= WHAT IS NEEDED =
Nothing is to be left out: repeat every entry exactly as given.

>>>>

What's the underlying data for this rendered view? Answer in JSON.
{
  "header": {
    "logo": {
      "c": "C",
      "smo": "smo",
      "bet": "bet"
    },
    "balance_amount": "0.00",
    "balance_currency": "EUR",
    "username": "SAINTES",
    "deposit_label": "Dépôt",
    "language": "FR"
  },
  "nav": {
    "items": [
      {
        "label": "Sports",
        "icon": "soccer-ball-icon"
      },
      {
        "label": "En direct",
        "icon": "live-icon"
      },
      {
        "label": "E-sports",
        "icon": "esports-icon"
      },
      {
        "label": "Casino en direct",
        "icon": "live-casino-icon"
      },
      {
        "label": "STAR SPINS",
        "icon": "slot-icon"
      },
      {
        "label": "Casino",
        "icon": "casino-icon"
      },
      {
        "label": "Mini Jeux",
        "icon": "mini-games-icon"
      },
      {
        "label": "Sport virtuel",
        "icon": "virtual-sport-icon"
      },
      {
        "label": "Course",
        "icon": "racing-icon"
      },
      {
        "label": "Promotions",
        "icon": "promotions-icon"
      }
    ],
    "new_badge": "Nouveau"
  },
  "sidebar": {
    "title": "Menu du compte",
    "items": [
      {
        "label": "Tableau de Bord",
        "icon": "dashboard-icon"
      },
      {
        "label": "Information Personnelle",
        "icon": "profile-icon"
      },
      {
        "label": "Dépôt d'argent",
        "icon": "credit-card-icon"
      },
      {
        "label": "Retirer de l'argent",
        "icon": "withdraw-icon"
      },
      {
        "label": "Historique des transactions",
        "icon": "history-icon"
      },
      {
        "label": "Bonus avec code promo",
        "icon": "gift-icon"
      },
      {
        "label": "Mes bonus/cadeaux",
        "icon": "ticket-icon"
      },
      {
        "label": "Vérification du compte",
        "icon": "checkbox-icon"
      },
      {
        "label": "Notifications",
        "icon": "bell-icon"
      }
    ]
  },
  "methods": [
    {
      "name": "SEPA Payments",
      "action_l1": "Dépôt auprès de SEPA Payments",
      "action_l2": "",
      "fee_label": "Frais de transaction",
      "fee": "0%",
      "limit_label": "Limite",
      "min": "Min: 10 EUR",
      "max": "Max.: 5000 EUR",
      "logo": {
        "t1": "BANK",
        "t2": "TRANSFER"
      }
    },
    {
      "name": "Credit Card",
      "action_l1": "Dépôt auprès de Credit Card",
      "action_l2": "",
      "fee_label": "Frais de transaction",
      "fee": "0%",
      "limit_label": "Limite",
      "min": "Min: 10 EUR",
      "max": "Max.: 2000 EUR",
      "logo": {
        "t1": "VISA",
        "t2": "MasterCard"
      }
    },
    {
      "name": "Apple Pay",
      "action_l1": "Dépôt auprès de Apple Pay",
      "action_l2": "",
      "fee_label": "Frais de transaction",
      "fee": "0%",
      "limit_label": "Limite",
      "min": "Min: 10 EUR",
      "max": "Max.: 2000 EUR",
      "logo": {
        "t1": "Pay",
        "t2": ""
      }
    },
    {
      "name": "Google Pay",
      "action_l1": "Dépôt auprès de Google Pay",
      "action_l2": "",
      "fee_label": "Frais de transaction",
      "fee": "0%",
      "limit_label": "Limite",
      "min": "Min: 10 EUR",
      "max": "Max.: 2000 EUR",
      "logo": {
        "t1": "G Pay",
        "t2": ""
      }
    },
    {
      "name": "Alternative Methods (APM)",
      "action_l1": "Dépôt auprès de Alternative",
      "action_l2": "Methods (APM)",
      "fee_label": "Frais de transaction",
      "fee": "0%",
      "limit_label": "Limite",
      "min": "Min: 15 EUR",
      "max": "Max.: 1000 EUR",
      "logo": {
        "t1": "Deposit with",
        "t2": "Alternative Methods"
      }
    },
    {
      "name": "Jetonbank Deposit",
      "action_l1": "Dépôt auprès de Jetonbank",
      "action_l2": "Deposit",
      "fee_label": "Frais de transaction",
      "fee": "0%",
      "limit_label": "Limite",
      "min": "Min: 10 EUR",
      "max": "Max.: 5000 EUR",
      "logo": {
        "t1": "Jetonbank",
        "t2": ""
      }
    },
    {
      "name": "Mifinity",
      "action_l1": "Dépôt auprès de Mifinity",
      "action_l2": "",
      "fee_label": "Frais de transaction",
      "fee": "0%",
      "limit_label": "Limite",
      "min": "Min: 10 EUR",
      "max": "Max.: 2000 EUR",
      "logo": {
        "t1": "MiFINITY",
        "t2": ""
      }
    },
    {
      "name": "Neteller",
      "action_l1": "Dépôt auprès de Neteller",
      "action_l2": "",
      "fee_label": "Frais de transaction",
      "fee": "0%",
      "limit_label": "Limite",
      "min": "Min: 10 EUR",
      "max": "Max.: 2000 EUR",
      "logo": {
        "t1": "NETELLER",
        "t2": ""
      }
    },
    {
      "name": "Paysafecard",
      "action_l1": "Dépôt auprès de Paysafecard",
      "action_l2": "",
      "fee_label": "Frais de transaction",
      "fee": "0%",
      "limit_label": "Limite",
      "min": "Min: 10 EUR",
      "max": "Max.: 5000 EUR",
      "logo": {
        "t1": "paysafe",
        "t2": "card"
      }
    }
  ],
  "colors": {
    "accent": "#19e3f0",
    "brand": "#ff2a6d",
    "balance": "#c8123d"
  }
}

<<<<

= WRITTEN RESPONSE =
What's the underlying data for this rendered view? Answer in JSON.
{
  "header": {
    "logo": {
      "c": "C",
      "smo": "smo",
      "bet": "bet"
    },
    "balance_amount": "0.00",
    "balance_currency": "EUR",
    "username": "SAINTES",
    "deposit_label": "Dépôt",
    "language": "FR"
  },
  "nav": {
    "items": [
      {
        "label": "Sports",
        "icon": "soccer-ball-icon"
      },
      {
        "label": "En direct",
        "icon": "live-icon"
      },
      {
        "label": "E-sports",
        "icon": "esports-icon"
      },
      {
        "label": "Casino en direct",
        "icon": "live-casino-icon"
      },
      {
        "label": "STAR SPINS",
        "icon": "slot-icon"
      },
      {
        "label": "Casino",
        "icon": "casino-icon"
      },
      {
        "label": "Mini Jeux",
        "icon": "mini-games-icon"
      },
      {
        "label": "Sport virtuel",
        "icon": "virtual-sport-icon"
      },
      {
        "label": "Course",
        "icon": "racing-icon"
      },
      {
        "label": "Promotions",
        "icon": "promotions-icon"
      }
    ],
    "new_badge": "Nouveau"
  },
  "sidebar": {
    "title": "Menu du compte",
    "items": [
      {
        "label": "Tableau de Bord",
        "icon": "dashboard-icon"
      },
      {
        "label": "Information Personnelle",
        "icon": "profile-icon"
      },
      {
        "label": "Dépôt d'argent",
        "icon": "credit-card-icon"
      },
      {
        "label": "Retirer de l'argent",
        "icon": "withdraw-icon"
      },
      {
        "label": "Historique des transactions",
        "icon": "history-icon"
      },
      {
        "label": "Bonus avec code promo",
        "icon": "gift-icon"
      },
      {
        "label": "Mes bonus/cadeaux",
        "icon": "ticket-icon"
      },
      {
        "label": "Vérification du compte",
        "icon": "checkbox-icon"
      },
      {
        "label": "Notifications",
        "icon": "bell-icon"
      }
    ]
  },
  "methods": [
    {
      "name": "SEPA Payments",
      "action_l1": "Dépôt auprès de SEPA Payments",
      "action_l2": "",
      "fee_label": "Frais de transaction",
      "fee": "0%",
      "limit_label": "Limite",
      "min": "Min: 10 EUR",
      "max": "Max.: 5000 EUR",
      "logo": {
        "t1": "BANK",
        "t2": "TRANSFER"
      }
    },
    {
      "name": "Credit Card",
      "action_l1": "Dépôt auprès de Credit Card",
      "action_l2": "",
      "fee_label": "Frais de transaction",
      "fee": "0%",
      "limit_label": "Limite",
      "min": "Min: 10 EUR",
      "max": "Max.: 2000 EUR",
      "logo": {
        "t1": "VISA",
        "t2": "MasterCard"
      }
    },
    {
      "name": "Apple Pay",
      "action_l1": "Dépôt auprès de Apple Pay",
      "action_l2": "",
      "fee_label": "Frais de transaction",
      "fee": "0%",
      "limit_label": "Limite",
      "min": "Min: 10 EUR",
      "max": "Max.: 2000 EUR",
      "logo": {
        "t1": "Pay",
        "t2": ""
      }
    },
    {
      "name": "Google Pay",
      "action_l1": "Dépôt auprès de Google Pay",
      "action_l2": "",
      "fee_label": "Frais de transaction",
      "fee": "0%",
      "limit_label": "Limite",
      "min": "Min: 10 EUR",
      "max": "Max.: 2000 EUR",
      "logo": {
        "t1": "G Pay",
        "t2": ""
      }
    },
    {
      "name": "Alternative Methods (APM)",
      "action_l1": "Dépôt auprès de Alternative",
      "action_l2": "Methods (APM)",
      "fee_label": "Frais de transaction",
      "fee": "0%",
      "limit_label": "Limite",
      "min": "Min: 15 EUR",
      "max": "Max.: 1000 EUR",
      "logo": {
        "t1": "Deposit with",
        "t2": "Alternative Methods"
      }
    },
    {
      "name": "Jetonbank Deposit",
      "action_l1": "Dépôt auprès de Jetonbank",
      "action_l2": "Deposit",
      "fee_label": "Frais de transaction",
      "fee": "0%",
      "limit_label": "Limite",
      "min": "Min: 10 EUR",
      "max": "Max.: 5000 EUR",
      "logo": {
        "t1": "Jetonbank",
        "t2": ""
      }
    },
    {
      "name": "Mifinity",
      "action_l1": "Dépôt auprès de Mifinity",
      "action_l2": "",
      "fee_label": "Frais de transaction",
      "fee": "0%",
      "limit_label": "Limite",
      "min": "Min: 10 EUR",
      "max": "Max.: 2000 EUR",
      "logo": {
        "t1": "MiFINITY",
        "t2": ""
      }
    },
    {
      "name": "Neteller",
      "action_l1": "Dépôt auprès de Neteller",
      "action_l2": "",
      "fee_label": "Frais de transaction",
      "fee": "0%",
      "limit_label": "Limite",
      "min": "Min: 10 EUR",
      "max": "Max.: 2000 EUR",
      "logo": {
        "t1": "NETELLER",
        "t2": ""
      }
    },
    {
      "name": "Paysafecard",
      "action_l1": "Dépôt auprès de Paysafecard",
      "action_l2": "",
      "fee_label": "Frais de transaction",
      "fee": "0%",
      "limit_label": "Limite",
      "min": "Min: 10 EUR",
      "max": "Max.: 5000 EUR",
      "logo": {
        "t1": "paysafe",
        "t2": "card"
      }
    }
  ],
  "colors": {
    "accent": "#19e3f0",
    "brand": "#ff2a6d",
    "balance": "#c8123d"
  }
}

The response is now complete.